Try it:
For this exercise, print the records below verbatim.

== Segment start ==

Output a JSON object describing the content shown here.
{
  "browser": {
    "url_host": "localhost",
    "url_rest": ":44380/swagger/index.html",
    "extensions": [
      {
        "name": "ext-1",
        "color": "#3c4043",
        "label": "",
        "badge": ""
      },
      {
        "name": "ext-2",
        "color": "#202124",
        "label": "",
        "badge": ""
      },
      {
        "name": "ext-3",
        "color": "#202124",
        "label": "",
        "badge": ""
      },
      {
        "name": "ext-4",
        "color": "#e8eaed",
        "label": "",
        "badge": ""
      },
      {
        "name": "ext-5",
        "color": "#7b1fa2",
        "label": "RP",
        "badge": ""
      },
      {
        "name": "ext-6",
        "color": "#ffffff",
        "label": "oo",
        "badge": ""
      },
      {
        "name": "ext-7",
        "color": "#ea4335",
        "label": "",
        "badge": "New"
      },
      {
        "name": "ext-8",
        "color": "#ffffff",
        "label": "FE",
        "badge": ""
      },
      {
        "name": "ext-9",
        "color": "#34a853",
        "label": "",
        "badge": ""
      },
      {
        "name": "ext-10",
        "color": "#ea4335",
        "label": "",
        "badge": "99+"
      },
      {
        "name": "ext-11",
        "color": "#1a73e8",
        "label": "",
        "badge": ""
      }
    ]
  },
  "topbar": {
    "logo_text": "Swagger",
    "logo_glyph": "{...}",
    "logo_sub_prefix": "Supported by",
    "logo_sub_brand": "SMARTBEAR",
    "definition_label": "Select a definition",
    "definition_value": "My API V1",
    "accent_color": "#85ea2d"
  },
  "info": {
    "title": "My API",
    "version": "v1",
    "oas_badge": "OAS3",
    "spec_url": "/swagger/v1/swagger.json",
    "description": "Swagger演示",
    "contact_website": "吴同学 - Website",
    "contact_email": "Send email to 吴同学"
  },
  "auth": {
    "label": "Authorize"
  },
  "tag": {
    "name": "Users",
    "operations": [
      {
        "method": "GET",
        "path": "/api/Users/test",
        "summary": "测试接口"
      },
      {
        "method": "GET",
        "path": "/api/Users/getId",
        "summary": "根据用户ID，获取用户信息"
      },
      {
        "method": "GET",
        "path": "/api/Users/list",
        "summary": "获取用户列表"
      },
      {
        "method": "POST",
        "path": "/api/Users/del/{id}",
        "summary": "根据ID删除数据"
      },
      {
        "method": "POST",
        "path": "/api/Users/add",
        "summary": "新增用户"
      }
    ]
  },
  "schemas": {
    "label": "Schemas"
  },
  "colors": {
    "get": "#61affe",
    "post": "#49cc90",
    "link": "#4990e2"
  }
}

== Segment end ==

Output of the exercise:
Output a JSON object describing the content shown here.
{
  "browser": {
    "url_host": "localhost",
    "url_rest": ":44380/swagger/index.html",
    "extensions": [
      {
        "name": "ext-1",
        "color": "#3c4043",
        "label": "",
        "badge": ""
      },
      {
        "name": "ext-2",
        "color": "#202124",
        "label": "",
        "badge": ""
      },
      {
        "name": "ext-3",
        "color": "#202124",
        "label": "",
        "badge": ""
      },
      {
        "name": "ext-4",
        "color": "#e8eaed",
        "label": "",
        "badge": ""
      },
      {
        "name": "ext-5",
        "color": "#7b1fa2",
        "label": "RP",
        "badge": ""
      },
      {
        "name": "ext-6",
        "color": "#ffffff",
        "label": "oo",
        "badge": ""
      },
      {
        "name": "ext-7",
        "color": "#ea4335",
        "label": "",
        "badge": "New"
      },
      {
        "name": "ext-8",
        "color": "#ffffff",
        "label": "FE",
        "badge": ""
      },
      {
        "name": "ext-9",
        "color": "#34a853",
        "label": "",
        "badge": ""
      },
      {
        "name": "ext-10",
        "color": "#ea4335",
        "label": "",
        "badge": "99+"
      },
      {
        "name": "ext-11",
        "color": "#1a73e8",
        "label": "",
        "badge": ""
      }
    ]
  },
  "topbar": {
    "logo_text": "Swagger",
    "logo_glyph": "{...}",
    "logo_sub_prefix": "Supported by",
    "logo_sub_brand": "SMARTBEAR",
    "definition_label": "Select a definition",
    "definition_value": "My API V1",
    "accent_color": "#85ea2d"
  },
  "info": {
    "title": "My API",
    "version": "v1",
    "oas_badge": "OAS3",
    "spec_url": "/swagger/v1/swagger.json",
    "description": "Swagger演示",
    "contact_website": "吴同学 - Website",
    "contact_email": "Send email to 吴同学"
  },
  "auth": {
    "label": "Authorize"
  },
  "tag": {
    "name": "Users",
    "operations": [
      {
        "method": "GET",
        "path": "/api/Users/test",
        "summary": "测试接口"
      },
      {
        "method": "GET",
        "path": "/api/Users/getId",
        "summary": "根据用户ID，获取用户信息"
      },
      {
        "method": "GET",
        "path": "/api/Users/list",
        "summary": "获取用户列表"
      },
      {
        "method": "POST",
        "path": "/api/Users/del/{id}",
        "summary": "根据ID删除数据"
      },
      {
        "method": "POST",
        "path": "/api/Users/add",
        "summary": "新增用户"
      }
    ]
  },
  "schemas": {
    "label": "Schemas"
  },
  "colors": {
    "get": "#61affe",
    "post": "#49cc90",
    "link": "#4990e2"
  }
}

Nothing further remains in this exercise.